Validated instruments are needed to assess chronic insomnia, with attention paid to the ease of administration and cross-cultural applicability. A greater range of outcome measures related to chronic insomnia and its consequences is also needed. Measures of sleep should be added to longitudinal epidemiologic studies that are collecting data on a broad range of items that could turn out to be risk factors for insomnia.
Studies are needed of the possible genetic etiology of chronic insomnia. The neural mechanisms underlying chronic insomnia are poorly understood. Studies aiming to identify neural mechanisms should use animal models and in vivo neural imaging approaches in people with insomnia and in individuals with normal sleep. Work is needed to quantify the importance of family history, along with a systematic search for specific genes.
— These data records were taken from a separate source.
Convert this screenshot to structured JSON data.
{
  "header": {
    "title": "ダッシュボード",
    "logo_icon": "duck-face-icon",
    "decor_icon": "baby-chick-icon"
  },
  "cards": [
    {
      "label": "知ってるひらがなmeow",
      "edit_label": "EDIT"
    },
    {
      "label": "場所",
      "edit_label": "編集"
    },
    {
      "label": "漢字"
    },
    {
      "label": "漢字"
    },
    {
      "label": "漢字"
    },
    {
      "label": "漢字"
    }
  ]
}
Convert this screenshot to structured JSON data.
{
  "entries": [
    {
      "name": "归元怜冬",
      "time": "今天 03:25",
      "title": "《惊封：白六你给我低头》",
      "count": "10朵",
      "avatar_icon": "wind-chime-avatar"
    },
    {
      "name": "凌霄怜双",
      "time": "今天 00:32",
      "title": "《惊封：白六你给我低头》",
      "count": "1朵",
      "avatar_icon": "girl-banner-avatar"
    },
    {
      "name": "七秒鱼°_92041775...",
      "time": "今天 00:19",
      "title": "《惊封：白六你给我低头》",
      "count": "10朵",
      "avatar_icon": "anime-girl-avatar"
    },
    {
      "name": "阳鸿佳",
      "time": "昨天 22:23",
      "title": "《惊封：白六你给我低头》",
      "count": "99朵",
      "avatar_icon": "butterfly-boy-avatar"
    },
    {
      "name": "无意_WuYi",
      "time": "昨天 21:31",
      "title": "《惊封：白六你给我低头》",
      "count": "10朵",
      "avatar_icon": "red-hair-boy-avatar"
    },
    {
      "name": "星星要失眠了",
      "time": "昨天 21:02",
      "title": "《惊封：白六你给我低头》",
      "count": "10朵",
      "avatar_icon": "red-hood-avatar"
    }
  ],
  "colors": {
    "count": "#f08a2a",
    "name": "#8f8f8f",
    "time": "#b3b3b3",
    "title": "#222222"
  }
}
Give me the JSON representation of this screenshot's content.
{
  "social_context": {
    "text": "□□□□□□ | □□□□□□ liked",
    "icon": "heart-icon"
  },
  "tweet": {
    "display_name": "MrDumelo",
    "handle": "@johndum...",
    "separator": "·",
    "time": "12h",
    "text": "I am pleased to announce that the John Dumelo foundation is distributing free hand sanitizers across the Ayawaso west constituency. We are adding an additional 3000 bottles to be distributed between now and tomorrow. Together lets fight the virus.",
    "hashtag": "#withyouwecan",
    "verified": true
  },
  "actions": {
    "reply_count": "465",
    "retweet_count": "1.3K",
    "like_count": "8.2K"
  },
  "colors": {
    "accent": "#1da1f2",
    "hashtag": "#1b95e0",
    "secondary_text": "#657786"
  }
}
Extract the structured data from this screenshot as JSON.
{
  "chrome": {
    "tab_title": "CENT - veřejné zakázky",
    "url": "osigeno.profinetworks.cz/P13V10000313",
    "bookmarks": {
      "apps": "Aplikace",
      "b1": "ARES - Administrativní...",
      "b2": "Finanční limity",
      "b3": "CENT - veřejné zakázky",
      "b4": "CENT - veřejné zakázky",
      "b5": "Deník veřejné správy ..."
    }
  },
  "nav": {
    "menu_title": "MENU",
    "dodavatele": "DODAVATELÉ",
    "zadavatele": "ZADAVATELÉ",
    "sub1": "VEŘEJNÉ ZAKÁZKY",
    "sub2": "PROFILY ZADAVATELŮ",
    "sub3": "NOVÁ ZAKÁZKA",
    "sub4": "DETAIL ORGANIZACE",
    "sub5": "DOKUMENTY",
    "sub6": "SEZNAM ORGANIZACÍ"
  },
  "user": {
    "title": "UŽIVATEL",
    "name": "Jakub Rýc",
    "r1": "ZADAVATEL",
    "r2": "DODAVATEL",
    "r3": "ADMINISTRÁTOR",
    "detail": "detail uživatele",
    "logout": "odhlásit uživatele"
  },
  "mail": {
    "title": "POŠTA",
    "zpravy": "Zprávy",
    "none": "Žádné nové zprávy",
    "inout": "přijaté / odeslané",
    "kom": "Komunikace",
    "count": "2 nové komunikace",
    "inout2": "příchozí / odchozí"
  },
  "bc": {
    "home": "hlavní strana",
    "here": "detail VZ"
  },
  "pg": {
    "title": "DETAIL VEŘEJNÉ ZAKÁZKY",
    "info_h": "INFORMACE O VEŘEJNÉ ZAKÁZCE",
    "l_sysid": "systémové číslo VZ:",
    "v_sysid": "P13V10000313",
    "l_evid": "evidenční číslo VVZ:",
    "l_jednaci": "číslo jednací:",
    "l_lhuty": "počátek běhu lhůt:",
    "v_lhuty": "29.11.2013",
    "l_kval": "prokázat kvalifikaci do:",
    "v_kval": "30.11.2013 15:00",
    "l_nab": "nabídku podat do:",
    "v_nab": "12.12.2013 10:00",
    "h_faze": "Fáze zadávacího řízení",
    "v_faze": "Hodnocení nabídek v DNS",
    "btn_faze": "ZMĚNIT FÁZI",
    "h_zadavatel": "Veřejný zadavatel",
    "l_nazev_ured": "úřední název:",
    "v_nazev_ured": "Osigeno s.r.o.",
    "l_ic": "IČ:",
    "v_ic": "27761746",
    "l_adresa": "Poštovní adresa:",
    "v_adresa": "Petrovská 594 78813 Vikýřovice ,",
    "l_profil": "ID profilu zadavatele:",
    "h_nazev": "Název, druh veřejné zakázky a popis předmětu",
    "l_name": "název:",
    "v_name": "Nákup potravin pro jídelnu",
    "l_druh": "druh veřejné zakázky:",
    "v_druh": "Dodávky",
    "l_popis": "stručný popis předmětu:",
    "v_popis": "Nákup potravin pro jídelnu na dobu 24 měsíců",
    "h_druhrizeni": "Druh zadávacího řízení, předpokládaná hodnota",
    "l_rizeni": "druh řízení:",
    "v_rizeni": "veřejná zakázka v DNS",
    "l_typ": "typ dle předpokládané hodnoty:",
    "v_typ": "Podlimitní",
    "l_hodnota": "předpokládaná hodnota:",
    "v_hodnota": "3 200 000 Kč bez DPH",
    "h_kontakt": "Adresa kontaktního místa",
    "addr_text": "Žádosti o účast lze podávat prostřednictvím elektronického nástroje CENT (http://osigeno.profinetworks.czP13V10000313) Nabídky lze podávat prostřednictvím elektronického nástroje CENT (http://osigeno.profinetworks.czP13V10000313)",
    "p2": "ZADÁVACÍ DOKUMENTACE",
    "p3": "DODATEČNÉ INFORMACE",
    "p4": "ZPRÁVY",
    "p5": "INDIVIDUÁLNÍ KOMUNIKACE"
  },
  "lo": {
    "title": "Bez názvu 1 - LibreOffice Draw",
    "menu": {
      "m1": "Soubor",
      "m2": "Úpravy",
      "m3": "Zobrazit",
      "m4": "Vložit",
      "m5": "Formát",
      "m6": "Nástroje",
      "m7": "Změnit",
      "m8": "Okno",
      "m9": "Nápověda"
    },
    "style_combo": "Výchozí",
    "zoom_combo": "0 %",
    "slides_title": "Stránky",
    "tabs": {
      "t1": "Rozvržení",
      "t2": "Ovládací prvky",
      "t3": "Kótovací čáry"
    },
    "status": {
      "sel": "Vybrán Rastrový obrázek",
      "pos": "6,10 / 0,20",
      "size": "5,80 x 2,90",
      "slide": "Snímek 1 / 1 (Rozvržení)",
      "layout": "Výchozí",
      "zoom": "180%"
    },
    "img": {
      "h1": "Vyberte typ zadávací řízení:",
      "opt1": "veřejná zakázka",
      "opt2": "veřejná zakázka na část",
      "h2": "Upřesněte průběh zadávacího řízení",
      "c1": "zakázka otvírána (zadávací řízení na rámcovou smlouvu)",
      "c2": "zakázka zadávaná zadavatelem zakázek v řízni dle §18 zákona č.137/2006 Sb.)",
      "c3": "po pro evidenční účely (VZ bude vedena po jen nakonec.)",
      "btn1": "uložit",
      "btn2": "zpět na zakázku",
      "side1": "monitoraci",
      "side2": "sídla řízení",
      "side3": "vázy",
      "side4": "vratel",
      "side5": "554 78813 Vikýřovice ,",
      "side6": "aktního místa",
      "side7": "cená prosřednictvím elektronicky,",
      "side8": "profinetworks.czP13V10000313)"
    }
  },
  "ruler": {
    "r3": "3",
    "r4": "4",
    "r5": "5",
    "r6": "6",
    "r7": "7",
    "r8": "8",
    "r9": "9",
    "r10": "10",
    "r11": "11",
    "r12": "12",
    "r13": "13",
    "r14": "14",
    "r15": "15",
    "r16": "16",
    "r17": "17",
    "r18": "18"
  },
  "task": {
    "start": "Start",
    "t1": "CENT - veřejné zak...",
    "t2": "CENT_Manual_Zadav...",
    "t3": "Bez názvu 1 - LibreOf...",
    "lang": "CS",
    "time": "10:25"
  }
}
Longitudinal observational studies are needed to identify factors affecting incidence of, natural history of, and remission from chronic insomnia. An efficient approach would be to add questions about chronic insomnia to ongoing observational studies that assess the many potential determinants of insomnia incidence, persistence, and remission.
The effects of insomnia on quality of life have been reported in few studies. Analyses of data from major population studies that include measures of sleep, measures of functioning, and quality of life should be supported. Studies are needed to determine whether insomnia causes job-related disability and whether treatment for insomnia enhances job performance and academic performance.
Studies are needed to estimate the direct and indirect societal costs of insomnia and the potential societal benefits that might accrue from successful intervention programs. Moreover, because chronic insomnia has effects that go beyond individual patients, more research is needed to quantify effects on families, friends, and caregivers of insomniacs.
CBT and benzodiazepine receptor agonists have been shown to be beneficial in the acute management of chronic insomnia. Other therapies have also demonstrated some promise. However, little is known about the comparative benefits of these treatments, their combination, and their effects on understudied features of chronic insomnia. To address this lack of knowledge, RCTs will be required that are large scale and multisite and compare at least two effective or promising treatments. This should include comparisons between pharmacological agents as well as between those agents and CBT. The pharmaceutical industry is called upon to compare its medications not only with placebo but also with other effective treatments, including CBT. Trials should include measures of cost and cost-effectiveness.
To overcome potential problems with reporting bias in clinical trials, the development of a central registry for all clinical trials is recommended. This registry would allow a systematic synthesis of the available clinical trial data.
As comparative efficacy data become available, it will be critical to conduct effectiveness studies to determine generalizability to broader clinical populations in community settings.
Studies should be directed to important population subgroups, including children, nursing home residents, postmenopausal women, those with primary chronic insomnia, and those with insomnia comorbid with other conditions.
Chronic insomnia is a major public health problem affecting millions of individuals, along with their families and communities. Little is known about the mechanisms, causes, clinical course, comorbidities, and consequences of chronic insomnia. Evidence supports the efficacy of cognitive-behavioral therapy and benzodiazepine receptor agonists in the treatment of this disorder, at least in the short term. Very little evidence supports the efficacy of other treatments, despite their widespread use. Moreover, even for those treatments that have been systematically evaluated, the panel is concerned about the mismatch between the potential lifelong nature of this illness and the longest clinical trials, which have lasted 1 year or less. A substantial public and private research effort is warranted, including developing research tools and conducting longitudinal studies of randomized clinical trials. Finally, there is a major need for educational programs directed at physicians, health care providers, and the public.